The pressure on margins also appears to depend on the size of projects. Smaller projects are feeling the pinch more acutely, says Parker: “We’re seeing sharpening of pencils on jobs that are £10m to £20m to £30m.”
Those working on larger projects, though, appear to be better insulated from the pressure to slash margins, he says: “On bigger deals, where they may be only three credible people to go to, the price level is holding its own and is fairly flat.”
Waller agrees. “Complex projects attract less competitive tension because there are resource and capital constraints around how many organisations and people can deliver them and more competitive tension on simpler projects with lower risk profiles.”
The timescales on projects make a difference too, says Tower Eight’s Morris: “Smaller contractors have a pipeline of work that has a shorter time horizon because they are smaller jobs. The big contractors, who by their nature have larger projects with longer durations and pipelines, might be secure for slightly longer.”
This is backed up by the CMS report’s observation that a small cohort of companies have gained the capital strength to allow their firms to break free from the negative cycle of “recklessly low bidding”.
However, these giants of industry will certainly not remain unaffected; insolvencies further down the supply chain can cause project delays and ultimately hit their bottom line.

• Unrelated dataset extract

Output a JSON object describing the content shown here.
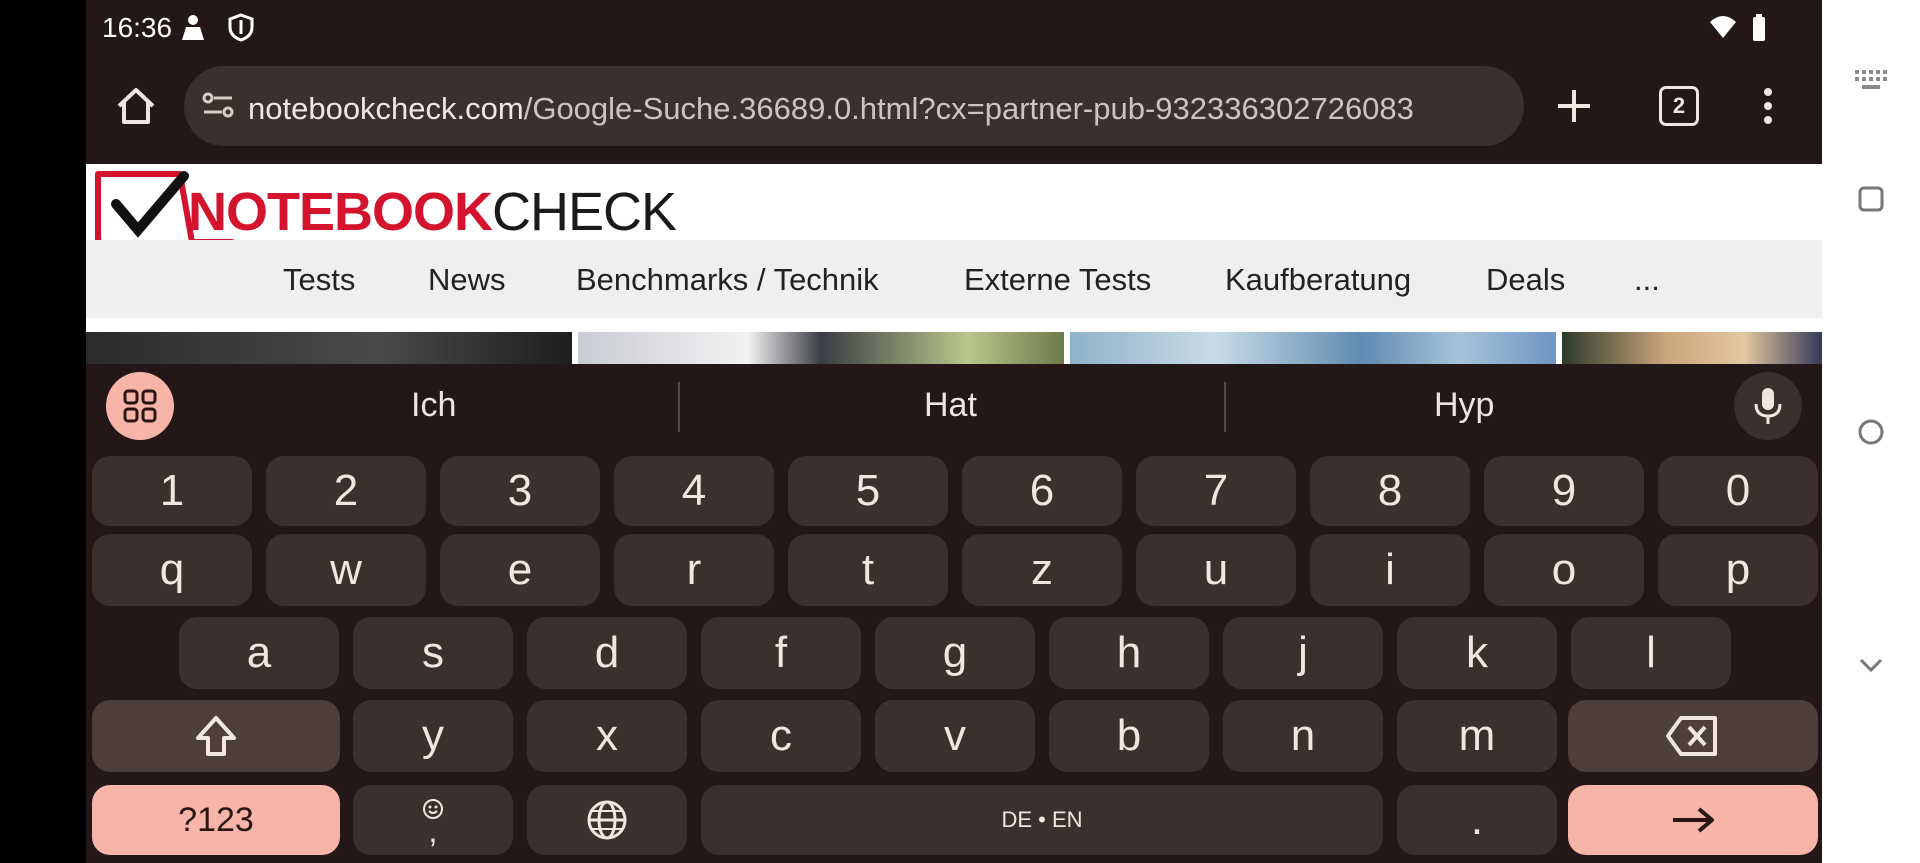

What may help safeguard the industry against a full-blown resurgence of suicide bidding is the recent memories of how badly it panned out earlier this decade. Cammack says: “For the most part, contractors are still carrying the scars of recent events and not being too suicidal.”
Tower Eight’s Morris agrees “Tier-one (contractors) probably learnt their lesson seven or eight years ago and Carillion has helped to bring those lessons into sharp relief. I don’t expect to see anybody going in at negative margins, the lessons have been learnt.”

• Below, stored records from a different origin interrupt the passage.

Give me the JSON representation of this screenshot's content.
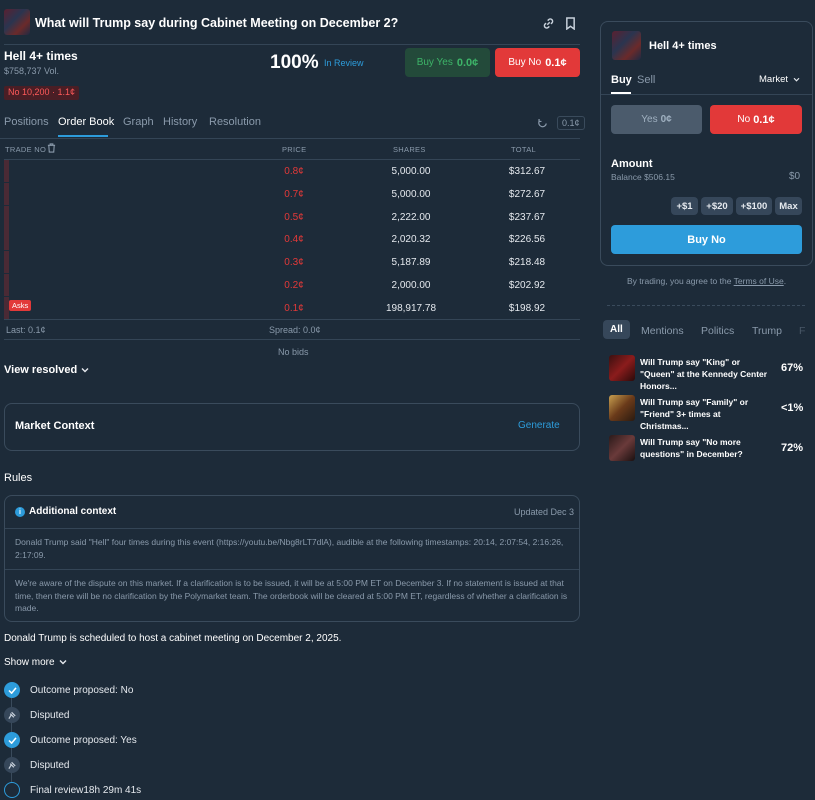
{
  "header": {
    "title": "What will Trump say during Cabinet Meeting on December 2?"
  },
  "market": {
    "name": "Hell 4+ times",
    "volume": "$758,737 Vol.",
    "position_badge": "No 10,200 · 1.1¢",
    "probability": "100%",
    "status": "In Review",
    "buy_yes_label": "Buy Yes",
    "buy_yes_price": "0.0¢",
    "buy_no_label": "Buy No",
    "buy_no_price": "0.1¢"
  },
  "tabs": [
    {
      "label": "Positions"
    },
    {
      "label": "Order Book"
    },
    {
      "label": "Graph"
    },
    {
      "label": "History"
    },
    {
      "label": "Resolution"
    }
  ],
  "tick_size": "0.1¢",
  "orderbook": {
    "columns": {
      "trade": "TRADE NO",
      "price": "PRICE",
      "shares": "SHARES",
      "total": "TOTAL"
    },
    "asks": [
      {
        "price": "0.8¢",
        "shares": "5,000.00",
        "total": "$312.67"
      },
      {
        "price": "0.7¢",
        "shares": "5,000.00",
        "total": "$272.67"
      },
      {
        "price": "0.5¢",
        "shares": "2,222.00",
        "total": "$237.67"
      },
      {
        "price": "0.4¢",
        "shares": "2,020.32",
        "total": "$226.56"
      },
      {
        "price": "0.3¢",
        "shares": "5,187.89",
        "total": "$218.48"
      },
      {
        "price": "0.2¢",
        "shares": "2,000.00",
        "total": "$202.92"
      },
      {
        "price": "0.1¢",
        "shares": "198,917.78",
        "total": "$198.92"
      }
    ],
    "asks_badge": "Asks",
    "last": "Last: 0.1¢",
    "spread": "Spread: 0.0¢",
    "no_bids": "No bids"
  },
  "view_resolved": "View resolved",
  "market_context": {
    "title": "Market Context",
    "generate": "Generate"
  },
  "rules": {
    "title": "Rules",
    "additional_context_title": "Additional context",
    "updated": "Updated Dec 3",
    "context_text": "Donald Trump said \"Hell\" four times during this event (https://youtu.be/Nbg8rLT7dlA), audible at the following timestamps: 20:14, 2:07:54, 2:16:26, 2:17:09.",
    "dispute_text": "We're aware of the dispute on this market. If a clarification is to be issued, it will be at 5:00 PM ET on December 3. If no statement is issued at that time, then there will be no clarification by the Polymarket team. The orderbook will be cleared at 5:00 PM ET, regardless of whether a clarification is made.",
    "description": "Donald Trump is scheduled to host a cabinet meeting on December 2, 2025.",
    "show_more": "Show more"
  },
  "timeline": [
    {
      "label": "Outcome proposed: No",
      "state": "check"
    },
    {
      "label": "Disputed",
      "state": "gavel"
    },
    {
      "label": "Outcome proposed: Yes",
      "state": "check"
    },
    {
      "label": "Disputed",
      "state": "gavel"
    },
    {
      "label": "Final review",
      "timer": "18h 29m 41s",
      "state": "open"
    }
  ],
  "trade_panel": {
    "market_name": "Hell 4+ times",
    "buy_tab": "Buy",
    "sell_tab": "Sell",
    "order_type": "Market",
    "yes_label": "Yes",
    "yes_price": "0¢",
    "no_label": "No",
    "no_price": "0.1¢",
    "amount_label": "Amount",
    "balance": "Balance $506.15",
    "amount_value": "$0",
    "quick": [
      "+$1",
      "+$20",
      "+$100",
      "Max"
    ],
    "buy_button": "Buy No",
    "terms_prefix": "By trading, you agree to the ",
    "terms_link": "Terms of Use",
    "terms_suffix": "."
  },
  "related": {
    "categories": [
      "All",
      "Mentions",
      "Politics",
      "Trump",
      "F"
    ],
    "items": [
      {
        "title": "Will Trump say \"King\" or \"Queen\" at the Kennedy Center Honors...",
        "pct": "67%"
      },
      {
        "title": "Will Trump say \"Family\" or \"Friend\" 3+ times at Christmas...",
        "pct": "<1%"
      },
      {
        "title": "Will Trump say \"No more questions\" in December?",
        "pct": "72%"
      }
    ]
  },
  "colors": {
    "background": "#1d2b39",
    "no_red": "#e23939",
    "yes_green": "#3db468",
    "accent_blue": "#2d9cdb"
  }
}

Alinea’s Parker agrees: “They’ve seen what happened to Carillion. They were reminded that the consequence of getting it wrong can be quite catastrophic.”
The disappearance of Carillion also means there is an even tinier handful of contractors with the capacity to take on the biggest projects, he adds: “It’s one less to go around and steadies the price. Together with material price pressures it’s keeping prices at a level.”
Morris suggests that the current slowdown could even contain a silver lining. A hiatus in demand could give contractors an opportunity to take stock rather than “chasing their tales to secure workload that will do nothing but create pain,” he says: “We’ve been suffering for the last two-to-three years from a significant shortage of skilled labour. If demand diminishes it’s going to come to the point where we are right sized for the demand.”
But whatever the protection larger companies enjoy and natural corrections in the market, the spectre of suicide bidding remains lurking in the background. The question is, Morris acknowledges, how companies will respond if any Brexit-related downturn lasts longer than a year. In this context the smaller contractors will again feel the pain sooner than their bigger counterparts, he predicts.
Steer says most contractors will “probably survive” the next two years of struggling through Brexit-related uncertainty but unprofitable work will come back to bite them.
Amid the wider economic turbulence that a no-deal Brexit threatens to unleash, it may take nerves of steel to resist the pressure to go low.